[Website and app data records]
———

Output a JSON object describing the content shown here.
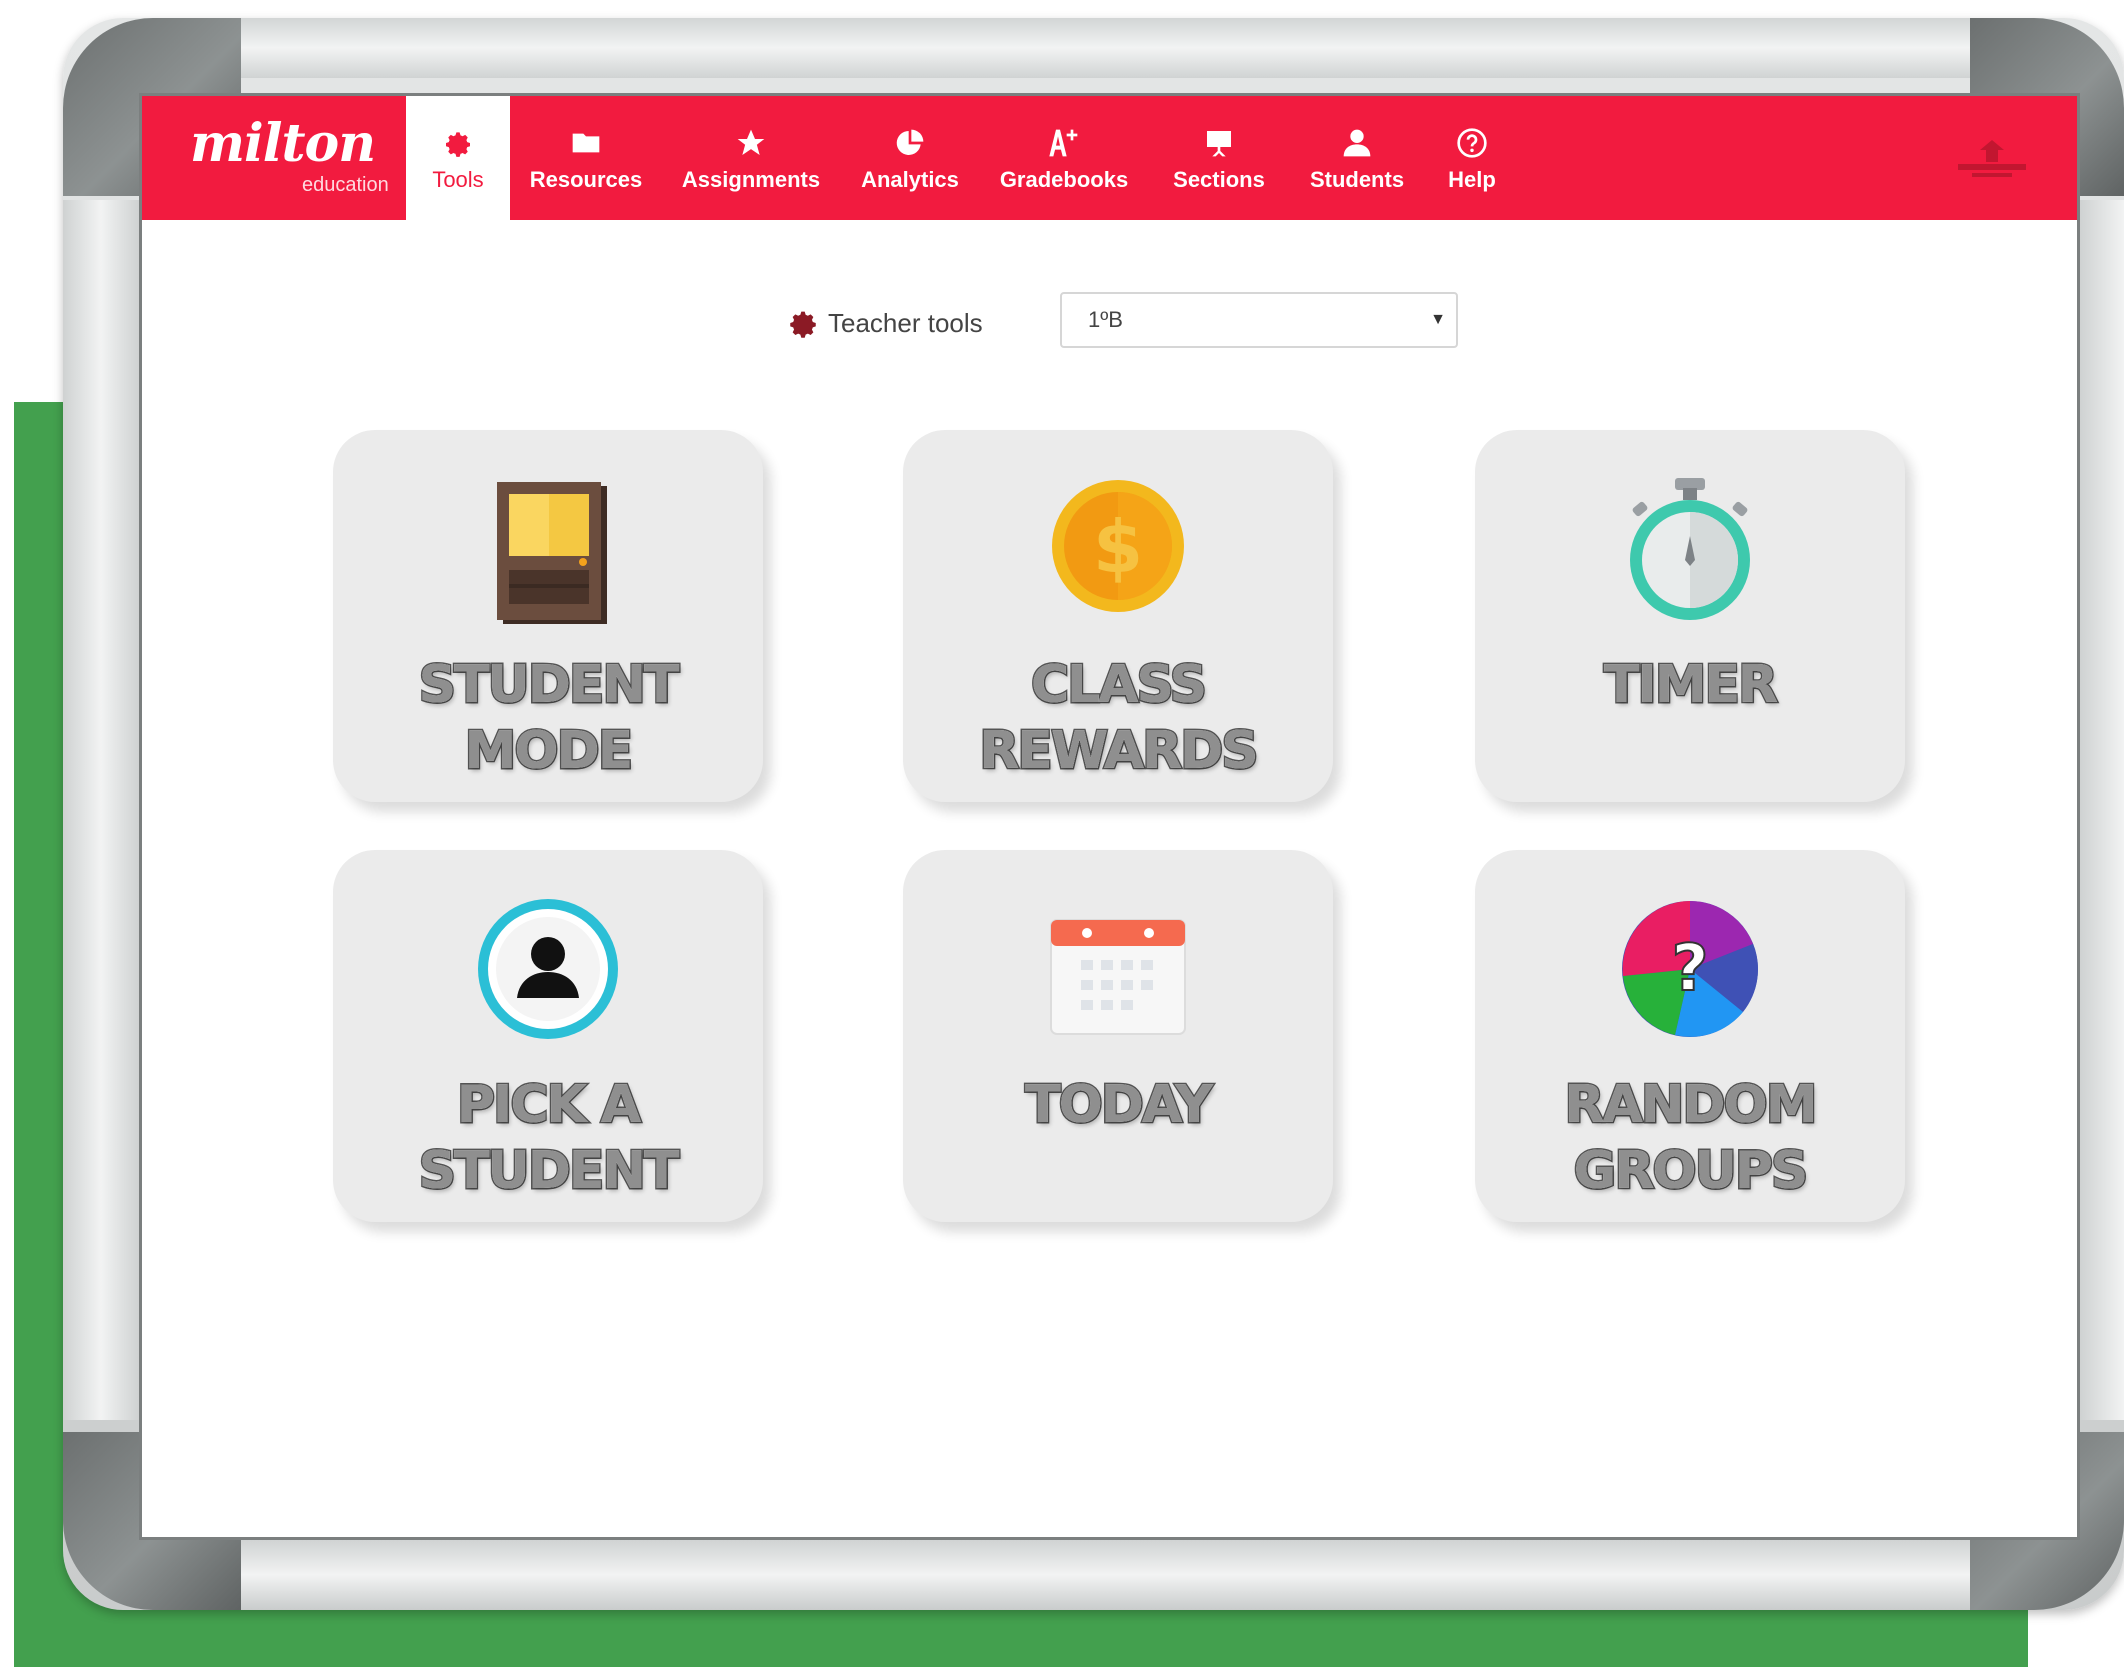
{
  "brand": {
    "name": "milton",
    "tagline": "education"
  },
  "colors": {
    "nav_bg": "#f21b3f",
    "card_bg": "#ebebeb",
    "background_green": "#43a04e"
  },
  "nav": {
    "items": [
      {
        "label": "Tools",
        "icon": "gear-icon",
        "active": true
      },
      {
        "label": "Resources",
        "icon": "folder-icon"
      },
      {
        "label": "Assignments",
        "icon": "star-icon"
      },
      {
        "label": "Analytics",
        "icon": "pie-chart-icon"
      },
      {
        "label": "Gradebooks",
        "icon": "grade-icon"
      },
      {
        "label": "Sections",
        "icon": "presentation-board-icon"
      },
      {
        "label": "Students",
        "icon": "user-icon"
      },
      {
        "label": "Help",
        "icon": "help-icon"
      }
    ]
  },
  "toolbar": {
    "label": "Teacher tools",
    "class_select": {
      "value": "1ºB"
    }
  },
  "tools": [
    {
      "line1": "STUDENT",
      "line2": "MODE",
      "icon": "door-icon"
    },
    {
      "line1": "CLASS",
      "line2": "REWARDS",
      "icon": "coin-icon"
    },
    {
      "line1": "TIMER",
      "line2": "",
      "icon": "stopwatch-icon"
    },
    {
      "line1": "PICK A",
      "line2": "STUDENT",
      "icon": "student-avatar-icon"
    },
    {
      "line1": "TODAY",
      "line2": "",
      "icon": "calendar-icon"
    },
    {
      "line1": "RANDOM",
      "line2": "GROUPS",
      "icon": "random-wheel-icon"
    }
  ]
}
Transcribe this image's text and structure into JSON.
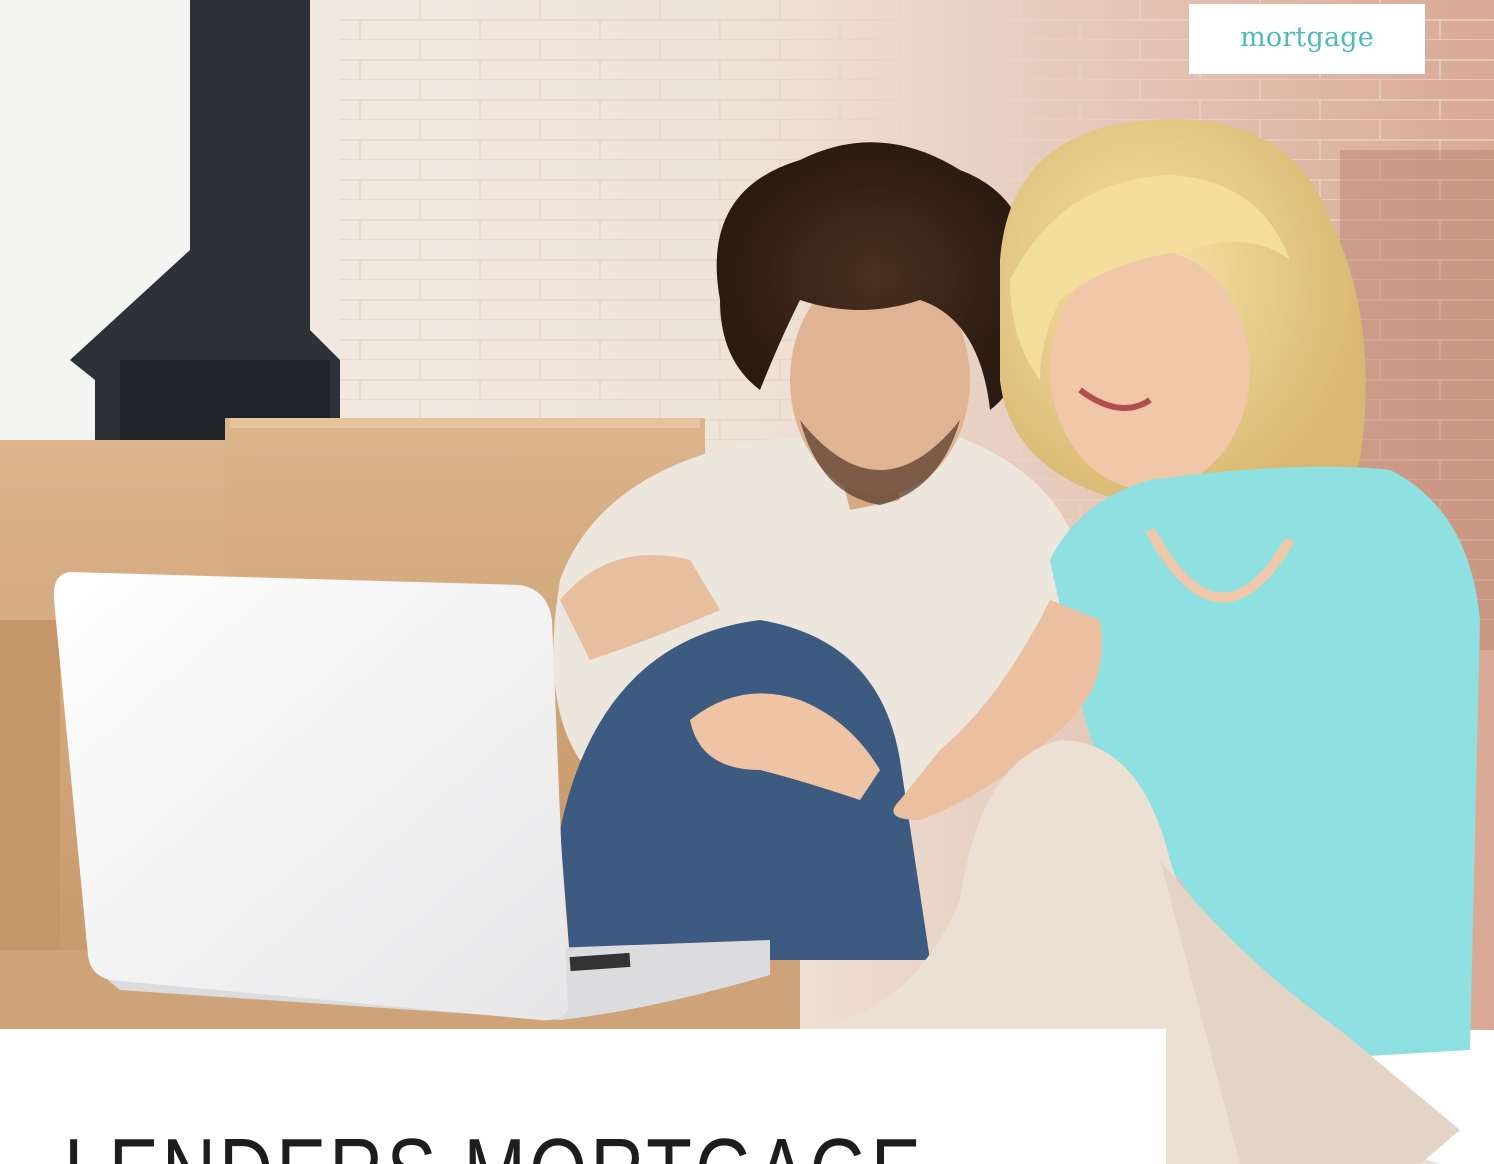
{
  "section_label": "mortgage",
  "headline": "LENDERS MORTGAGE",
  "photo": {
    "subject": "couple-using-laptop-illustration"
  },
  "colors": {
    "accent": "#4fb9c0",
    "headline": "#1d1d1b",
    "shirt": "#8fe0e0",
    "boxes": "#d4a87a"
  }
}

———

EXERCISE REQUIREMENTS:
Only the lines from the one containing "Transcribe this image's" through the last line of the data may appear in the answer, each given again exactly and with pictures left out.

FINISHED TASK:
Transcribe this image's text and structure into JSON.
{
  "section_label": "mortgage",
  "headline": "LENDERS MORTGAGE",
  "photo": {
    "subject": "couple-using-laptop-illustration"
  },
  "colors": {
    "accent": "#4fb9c0",
    "headline": "#1d1d1b",
    "shirt": "#8fe0e0",
    "boxes": "#d4a87a"
  }
}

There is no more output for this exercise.